Drivers trying to adjust to new traffic volumes may further slow things down, but new traffic patterns will eventually emerge, said Saint Louis University Urban Planning Professor Sarah Coffin.
“You do one of three things when you’re stuck in traffic,” she said. “You find an alternative route; you find an alternative mode; or you find an alternative time to travel and that’s what’s going to happen.”
According to 17th Ward Alderman Joe Roddy, alternative modes of transportation are a key part of making the neighborhood work in the long term.
“As concerned as we are about the traffic, what we’re really interested in doing is preserving the environment where people can still walk or ride a bike to get around,” he said.

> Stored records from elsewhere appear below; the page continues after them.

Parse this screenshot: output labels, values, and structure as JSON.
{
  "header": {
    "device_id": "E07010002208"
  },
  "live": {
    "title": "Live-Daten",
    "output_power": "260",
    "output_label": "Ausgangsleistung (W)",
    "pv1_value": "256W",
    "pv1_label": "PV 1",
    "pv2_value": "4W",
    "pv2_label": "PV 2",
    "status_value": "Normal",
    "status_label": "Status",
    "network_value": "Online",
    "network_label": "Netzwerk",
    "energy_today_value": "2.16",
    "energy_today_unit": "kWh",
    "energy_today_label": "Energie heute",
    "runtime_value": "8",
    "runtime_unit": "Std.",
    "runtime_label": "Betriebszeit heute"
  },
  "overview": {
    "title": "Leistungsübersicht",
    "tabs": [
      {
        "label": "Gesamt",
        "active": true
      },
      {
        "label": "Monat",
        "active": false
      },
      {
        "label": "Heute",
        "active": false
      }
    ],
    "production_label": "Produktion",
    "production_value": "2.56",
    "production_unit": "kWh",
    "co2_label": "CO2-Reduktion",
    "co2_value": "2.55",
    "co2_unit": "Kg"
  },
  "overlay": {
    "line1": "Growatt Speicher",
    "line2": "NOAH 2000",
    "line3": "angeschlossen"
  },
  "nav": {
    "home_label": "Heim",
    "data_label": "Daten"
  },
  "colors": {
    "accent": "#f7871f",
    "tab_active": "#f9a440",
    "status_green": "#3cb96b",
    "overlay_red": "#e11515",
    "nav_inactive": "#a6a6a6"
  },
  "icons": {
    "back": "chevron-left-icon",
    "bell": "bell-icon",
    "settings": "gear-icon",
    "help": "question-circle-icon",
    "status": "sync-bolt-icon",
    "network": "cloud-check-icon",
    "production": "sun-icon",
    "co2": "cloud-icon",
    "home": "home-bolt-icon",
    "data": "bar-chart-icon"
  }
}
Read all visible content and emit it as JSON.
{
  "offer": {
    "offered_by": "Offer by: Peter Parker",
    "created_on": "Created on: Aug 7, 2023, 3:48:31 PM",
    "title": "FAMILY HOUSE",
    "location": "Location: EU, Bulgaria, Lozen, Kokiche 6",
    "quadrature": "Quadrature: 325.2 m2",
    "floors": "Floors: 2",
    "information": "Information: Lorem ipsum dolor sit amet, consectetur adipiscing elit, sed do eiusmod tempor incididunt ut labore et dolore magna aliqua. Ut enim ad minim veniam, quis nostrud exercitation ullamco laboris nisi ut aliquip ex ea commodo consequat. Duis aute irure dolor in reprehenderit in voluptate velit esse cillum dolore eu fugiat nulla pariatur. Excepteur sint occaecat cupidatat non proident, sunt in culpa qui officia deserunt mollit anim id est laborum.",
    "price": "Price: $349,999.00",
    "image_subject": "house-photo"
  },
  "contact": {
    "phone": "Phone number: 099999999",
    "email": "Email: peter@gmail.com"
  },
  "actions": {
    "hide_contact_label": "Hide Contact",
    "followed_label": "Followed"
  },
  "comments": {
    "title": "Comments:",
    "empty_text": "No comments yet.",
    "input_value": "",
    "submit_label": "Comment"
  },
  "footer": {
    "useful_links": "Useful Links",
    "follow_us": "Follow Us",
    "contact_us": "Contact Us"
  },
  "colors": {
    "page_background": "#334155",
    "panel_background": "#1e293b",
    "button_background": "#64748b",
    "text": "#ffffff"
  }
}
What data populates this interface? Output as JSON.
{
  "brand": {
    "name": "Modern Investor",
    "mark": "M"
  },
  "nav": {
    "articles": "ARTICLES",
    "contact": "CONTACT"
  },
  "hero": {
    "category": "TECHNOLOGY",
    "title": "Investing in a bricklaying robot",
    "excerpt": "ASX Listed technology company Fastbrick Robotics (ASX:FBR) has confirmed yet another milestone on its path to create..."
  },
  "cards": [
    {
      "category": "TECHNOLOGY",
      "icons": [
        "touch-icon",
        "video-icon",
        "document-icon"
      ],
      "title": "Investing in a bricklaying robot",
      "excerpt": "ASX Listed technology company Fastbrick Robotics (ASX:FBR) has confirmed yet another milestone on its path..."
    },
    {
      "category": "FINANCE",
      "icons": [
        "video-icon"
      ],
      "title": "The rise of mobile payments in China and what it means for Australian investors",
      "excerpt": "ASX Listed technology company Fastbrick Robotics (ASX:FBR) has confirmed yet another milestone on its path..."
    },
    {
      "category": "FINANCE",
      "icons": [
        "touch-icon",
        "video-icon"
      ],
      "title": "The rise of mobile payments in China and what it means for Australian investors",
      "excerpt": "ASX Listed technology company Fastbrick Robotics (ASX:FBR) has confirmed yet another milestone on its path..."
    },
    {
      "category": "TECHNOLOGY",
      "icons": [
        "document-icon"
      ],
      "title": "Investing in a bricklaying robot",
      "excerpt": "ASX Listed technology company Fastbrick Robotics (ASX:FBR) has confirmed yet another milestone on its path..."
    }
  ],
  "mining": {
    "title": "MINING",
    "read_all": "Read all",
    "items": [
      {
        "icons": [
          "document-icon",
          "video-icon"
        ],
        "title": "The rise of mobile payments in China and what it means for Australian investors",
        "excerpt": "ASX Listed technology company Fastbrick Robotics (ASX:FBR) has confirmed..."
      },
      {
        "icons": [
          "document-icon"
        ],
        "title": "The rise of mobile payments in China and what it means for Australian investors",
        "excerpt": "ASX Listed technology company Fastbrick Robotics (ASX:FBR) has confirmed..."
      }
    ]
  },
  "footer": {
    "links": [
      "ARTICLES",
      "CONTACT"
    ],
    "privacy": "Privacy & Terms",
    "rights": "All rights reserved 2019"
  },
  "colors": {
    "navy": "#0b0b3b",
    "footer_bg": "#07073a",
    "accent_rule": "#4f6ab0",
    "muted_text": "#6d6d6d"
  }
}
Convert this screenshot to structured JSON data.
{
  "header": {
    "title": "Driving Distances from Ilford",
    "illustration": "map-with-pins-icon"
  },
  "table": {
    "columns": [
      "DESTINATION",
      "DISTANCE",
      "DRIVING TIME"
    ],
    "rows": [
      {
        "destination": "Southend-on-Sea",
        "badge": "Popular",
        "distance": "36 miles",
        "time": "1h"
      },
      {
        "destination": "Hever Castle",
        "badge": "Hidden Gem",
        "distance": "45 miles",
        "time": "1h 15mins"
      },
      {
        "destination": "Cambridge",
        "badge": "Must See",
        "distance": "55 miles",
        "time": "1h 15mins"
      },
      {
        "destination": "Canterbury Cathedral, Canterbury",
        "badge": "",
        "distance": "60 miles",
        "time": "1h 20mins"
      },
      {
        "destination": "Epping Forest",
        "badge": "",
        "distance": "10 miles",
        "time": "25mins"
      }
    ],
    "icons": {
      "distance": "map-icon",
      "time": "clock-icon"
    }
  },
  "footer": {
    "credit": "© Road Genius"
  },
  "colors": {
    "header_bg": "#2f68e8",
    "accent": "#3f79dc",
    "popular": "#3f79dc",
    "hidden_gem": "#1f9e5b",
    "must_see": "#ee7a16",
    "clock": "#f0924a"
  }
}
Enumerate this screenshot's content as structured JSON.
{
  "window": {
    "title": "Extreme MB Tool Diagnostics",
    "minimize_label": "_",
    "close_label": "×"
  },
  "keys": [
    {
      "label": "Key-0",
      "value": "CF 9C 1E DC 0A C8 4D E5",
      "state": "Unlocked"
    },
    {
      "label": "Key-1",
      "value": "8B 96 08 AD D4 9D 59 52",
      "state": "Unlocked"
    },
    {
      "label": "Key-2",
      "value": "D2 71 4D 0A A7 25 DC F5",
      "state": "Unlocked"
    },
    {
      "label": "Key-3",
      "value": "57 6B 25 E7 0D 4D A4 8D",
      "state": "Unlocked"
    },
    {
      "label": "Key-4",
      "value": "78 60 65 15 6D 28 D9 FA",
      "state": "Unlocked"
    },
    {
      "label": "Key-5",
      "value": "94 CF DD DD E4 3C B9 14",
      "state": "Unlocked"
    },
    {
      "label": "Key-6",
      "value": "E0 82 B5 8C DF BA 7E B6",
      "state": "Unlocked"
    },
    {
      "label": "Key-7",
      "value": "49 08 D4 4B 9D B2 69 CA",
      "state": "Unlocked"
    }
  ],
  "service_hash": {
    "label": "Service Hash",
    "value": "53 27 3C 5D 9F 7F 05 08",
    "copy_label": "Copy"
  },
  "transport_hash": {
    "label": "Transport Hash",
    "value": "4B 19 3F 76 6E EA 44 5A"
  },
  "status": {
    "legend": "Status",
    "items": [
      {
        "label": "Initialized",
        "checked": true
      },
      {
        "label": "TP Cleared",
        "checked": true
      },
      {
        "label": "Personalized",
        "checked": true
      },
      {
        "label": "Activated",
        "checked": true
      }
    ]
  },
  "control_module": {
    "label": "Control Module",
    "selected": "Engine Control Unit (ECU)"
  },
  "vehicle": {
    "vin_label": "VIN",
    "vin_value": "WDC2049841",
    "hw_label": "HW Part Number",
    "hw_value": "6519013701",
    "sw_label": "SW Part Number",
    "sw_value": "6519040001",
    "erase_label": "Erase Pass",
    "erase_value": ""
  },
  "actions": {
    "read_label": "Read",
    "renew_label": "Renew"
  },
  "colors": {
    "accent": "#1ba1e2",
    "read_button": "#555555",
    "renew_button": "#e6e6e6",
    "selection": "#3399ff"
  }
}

Roddy said alternative modes of transportation are a fundamental part of the plan to turn the area into St. Louis’ premiere "car-optional” neighborhood. The new MetroLink station planned at Boyle Avenue, he said, will provide the neighborhood’s biggest boost for alternative transportation and help restore residential density.
“Other large cities have that and St. Louis used to have that and we lost it and now we’re trying to go ahead and bring that back. When we get large developments with lots of people in them it helps us reach that critical mass,” said Roddy.
According to Professor Coffin, increasing residential density is the key to sustaining a thriving neighborhood.
“We’re recognizing that as we get more density you get other things that make it work. It makes public transportation work more efficiently; you get more development, more retail, you get other kinds of things. You get an Ikea as an example.”
Roddy said the phenomenal growth in his ward could possibly serve as a blueprint for restoring many other blighted and abandoned areas of the city still reeling from the legacy of declining populations that began in the middle of the last century. But finding other neighborhoods with the institutional assets that have attracted developments like Ikea may be more difficult than dealing with the traffic it brings.